The next morning, we had a scheduled walking tour with a private guide. One of the more valuable things Agustin shared with us that morning was a list of his favorite "of-the-moment" pinxtos bars along with the names of the dishes we were to order.
Our guy, Agustin (bottom left)
Another pintxos resource is todopintxos, a website dedicated to rating different pintxos-- a very useful site for planning a txikiteo. Unfortunately we had been on the road a few days now, and no one in the group had done extensive research on what to order in each bar. Our first night out was an experiment.
Agustin had a chuckle when he heard we only visited two bars the night before. "No, no, just order one or two things--the specialty--and then move on to the next place." He explained that in Donostia (San Sebastian's Basque name), a txikiteo is a ritual focused mostly on socializing. We had been doing a lot of socializing within our traveling group for the past week, so our goal was more about the food!

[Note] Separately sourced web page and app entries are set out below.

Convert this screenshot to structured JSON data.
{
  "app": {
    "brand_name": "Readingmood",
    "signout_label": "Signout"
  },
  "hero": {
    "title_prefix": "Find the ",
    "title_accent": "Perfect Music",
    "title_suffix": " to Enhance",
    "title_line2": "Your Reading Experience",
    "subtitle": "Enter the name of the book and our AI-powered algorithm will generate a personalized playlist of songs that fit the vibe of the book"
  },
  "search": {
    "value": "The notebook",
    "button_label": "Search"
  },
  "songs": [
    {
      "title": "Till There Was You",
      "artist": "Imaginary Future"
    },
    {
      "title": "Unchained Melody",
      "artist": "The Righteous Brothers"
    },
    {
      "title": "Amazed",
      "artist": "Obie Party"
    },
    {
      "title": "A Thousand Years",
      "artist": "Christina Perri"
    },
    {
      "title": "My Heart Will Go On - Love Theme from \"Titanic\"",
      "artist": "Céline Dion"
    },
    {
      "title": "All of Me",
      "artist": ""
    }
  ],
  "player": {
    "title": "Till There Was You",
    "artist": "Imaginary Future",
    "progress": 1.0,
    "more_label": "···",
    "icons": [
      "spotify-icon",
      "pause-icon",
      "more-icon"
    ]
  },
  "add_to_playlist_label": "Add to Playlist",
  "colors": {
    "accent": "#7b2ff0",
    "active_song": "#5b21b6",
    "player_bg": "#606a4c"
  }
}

Some members of the cast of characters on this trip
Armed with Agustin's list on the second evening, we set off again for the Parte Vieja, a short walk from our hotel. But did we follow it? Again the turo-turo syndrome was hard to control, with people wanting to taste different things. We had a good start. Ordering a couple of pintxos in the first bar, we focused on the made-to-order dishes and not those on display.
I think this is Borda Berri
We were suitably primed, and at the second bar, we ordered the recommended vegetable tempura. Then B regressed and ordered an ordinary-looking ham and cheese panini because all the locals around us were chomping on it. After one bite, I realized why. We were, after all, in Spain--land of Iberico ham.
At this point in the evening I knew we weren't going to make it through our list.
At the third bar that night, we had another promising start with a hot made-to-order pintxo. And then... one of the guys lost it and ordered a steak! A couple of the other guys caved in and said they wanted a steak too. So much for all our little dishes--this was definitely the end of our txikiteo. At least we reached three bars.
La Vina's fabulous cheesecake
But we remembered that one of the more insistent suggestions of Agustin was the award-winning cheesecake of La Viña (Yes, individual dishes are given awards every year). With much effort, we dragged our stuffed bodies over. While savoring every bite of this wonderful cheesecake, we were regretting having to leave the next day. I was sure that by the third time, we would've completed the perfect pintxos crawl.